Yes. He learned to ride in the 1960s! Beat that, youngsters!

If you mean taking 40 years off, I suppose you could say “sort of”. But those were different times; unicycles were different, and what people did with them was different. Terry has turned back the clock for himself, and many people that he inspires (like me).

More advice:
Ride with the Unicycle Bastards. Do you still have Unicycle Bastards in Portland? They used to be a thing. Or maybe since then they’ve picked up kilts and bagpipes and ride on pavement – I’m not sure. :sunglasses:

Try riding the trails with a “regular” 24" uni with 1.75" tire and 60 lbs of pressure in it. That’s how we did it back in the day. It’s a great way to make an “easy” trail hard. BTW, the reason for the 60 lbs is to keep your rim off the ground. The skinnier the tire, the more pressure you need to prevent pinch flats!

I’ve been riding on dirt as “a thing” since 1981. I guess that’s 38 years now! The vast majority of my Muni (as we now call it) was on a 24" Miyata, right up until the first Muni Weekend in 1996. Soon after that, I got a Roger Davies carbon Muni with a slightly wider tire.

The way we usually approached the trails in those days was to work on a section until we could ride through it, or got tired of it and move on to the next one. Like a roving session ride. It’s not the only way to approach Muni, but in those days we liked the process, and “conquering” the difficult sections. Later it got more interesting to try to string them together, and later than that, to go for time. As we got better unicycles (basically wider tires), it would change the paradigm and take a lot of the challenge out of some trails. So then we had to try harder stuff.

I still prefer trying to roll through anything. This has made be good at rolling through stuff, but stunted my growth in hopping (not to mention Trials). So I’m not good at getting over the stuff you can’t roll through. I should practice that more, but it tends to wear me out pretty fast! I do like, though how sustained riding on trails gets my heart going faster than most any other sustained activity.

Lastly, as someone said above, make sure you’re having fun. We don’t Muni for speed; it’s always going to be slow compared to a bike. So we must want to get a better connection to the trail. That’s how I feel about it. I can ride trails fairly fast, and today’s top uni athletes can ride scary terrain incredibly fast. that’s fun too, if it’s what you’re into. Do it the way that makes you happy.

The “cheating” shouldn’t be taken very seriously, if he only did a some riding when he was 11. Unigeezer prolly learned nearly all of it from scratch again after 40 years.

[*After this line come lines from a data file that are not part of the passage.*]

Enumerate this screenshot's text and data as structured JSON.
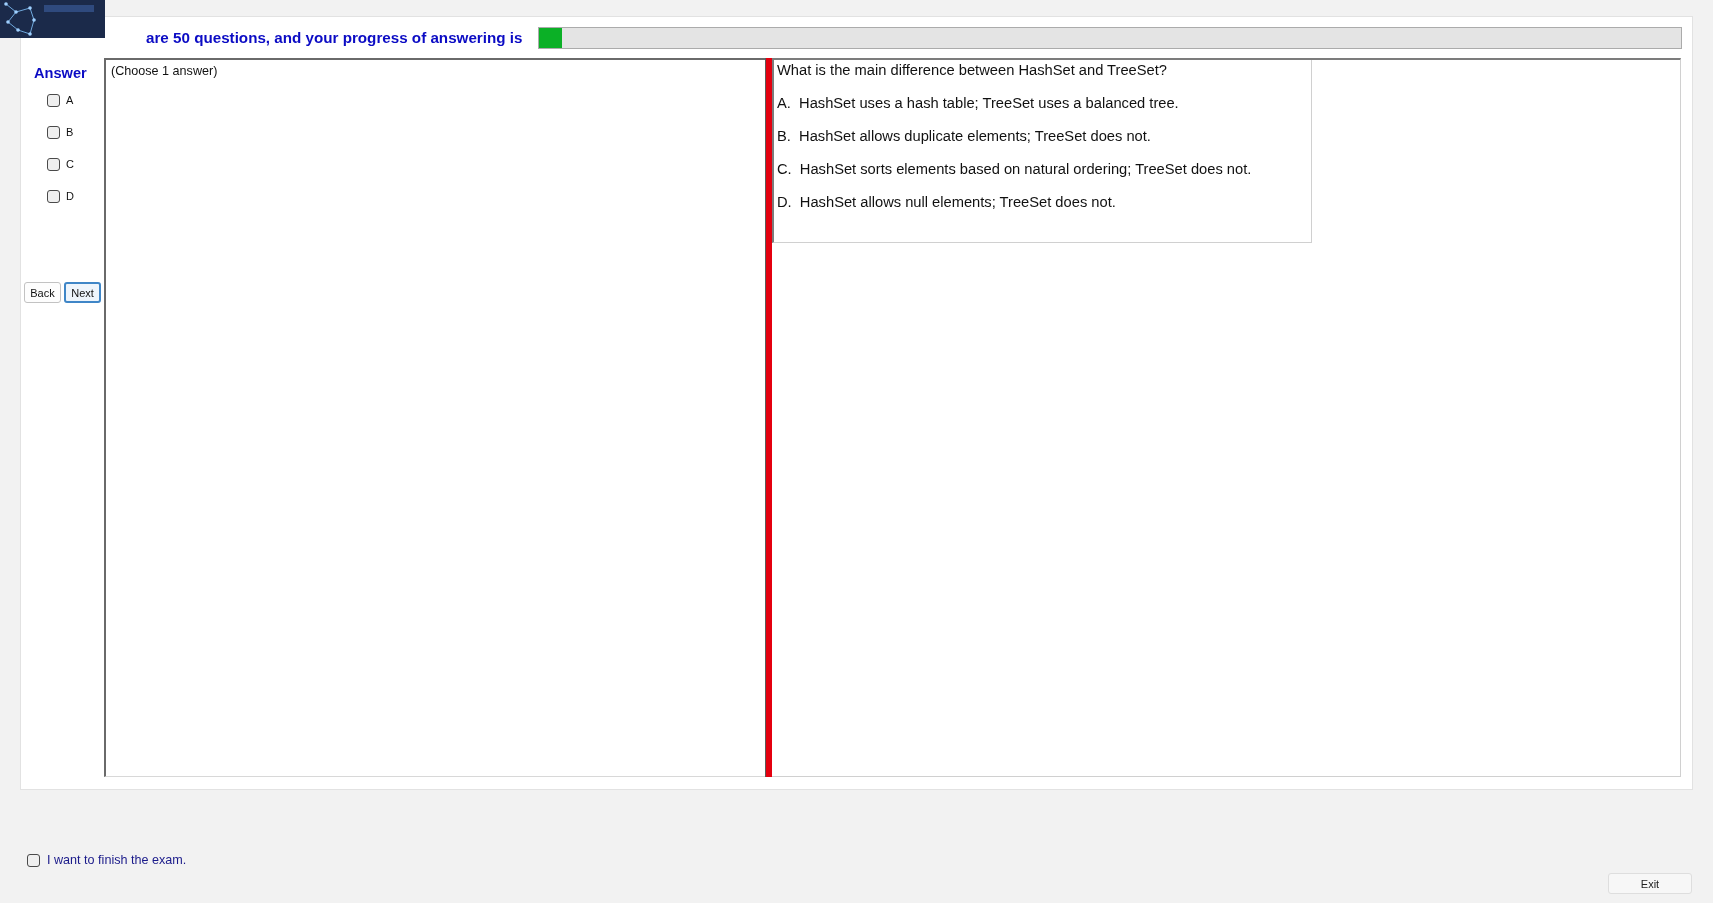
{
  "header": {
    "progress_text": "are 50 questions, and your progress of answering is",
    "progress": {
      "level": 0.02
    }
  },
  "answer_panel": {
    "title": "Answer",
    "options": [
      {
        "label": "A",
        "checked": false
      },
      {
        "label": "B",
        "checked": false
      },
      {
        "label": "C",
        "checked": false
      },
      {
        "label": "D",
        "checked": false
      }
    ],
    "back_button": {
      "label": "Back",
      "focused": false
    },
    "next_button": {
      "label": "Next",
      "focused": true
    }
  },
  "answer_pane": {
    "instruction": "(Choose 1 answer)"
  },
  "question": {
    "text": "What is the main difference between HashSet and TreeSet?",
    "choices": [
      "A.  HashSet uses a hash table; TreeSet uses a balanced tree.",
      "B.  HashSet allows duplicate elements; TreeSet does not.",
      "C.  HashSet sorts elements based on natural ordering; TreeSet does not.",
      "D.  HashSet allows null elements; TreeSet does not."
    ]
  },
  "footer": {
    "finish": {
      "label": "I want to finish the exam.",
      "checked": false
    },
    "exit_button": "Exit"
  }
}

He clearly doesn’t know about the chickens that haunt me. I have a big respect for what he can do and I’ve learn a thing or 2 by watching Terry’s vidz.

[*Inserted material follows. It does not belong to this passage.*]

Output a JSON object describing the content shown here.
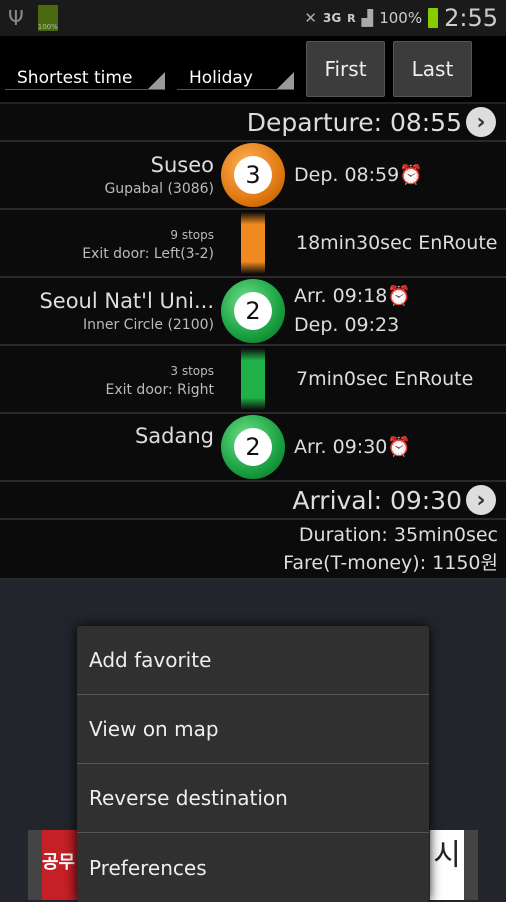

There’s no shame in walking sections, but I would say it’s a good habit to at least attempt everything once (if not more) if it seems safe. A tree falls over the trail. Try to hop or roll it instead of riding around. If there’s a 0.5-1m drop (and you would feel safe hopping down on your feet), just ride off of it. Even if some of the obstacles seem ridiculous. You’ll be surprised at some of the things you make.

I felt like I plateaued since I was just hitting the same trails over again, but when I started making obstacles out of the boulders and logs off to side, I felt improvement again. Don’t always take the easy route.

Riding with others will really help boost the confidence as well. It’s great to stop and play on a section until everyone can make it through one way or another.

Also if you find yourself rolling over everything and getting bored, start trying rolling hop on everything possible. I find myself getting over higher barriers all the time. It’s fantastic.

Lastly changing equipment can be fun. Moving to really short cranks for awhile and then back to longer cranks, you’ll be amazed.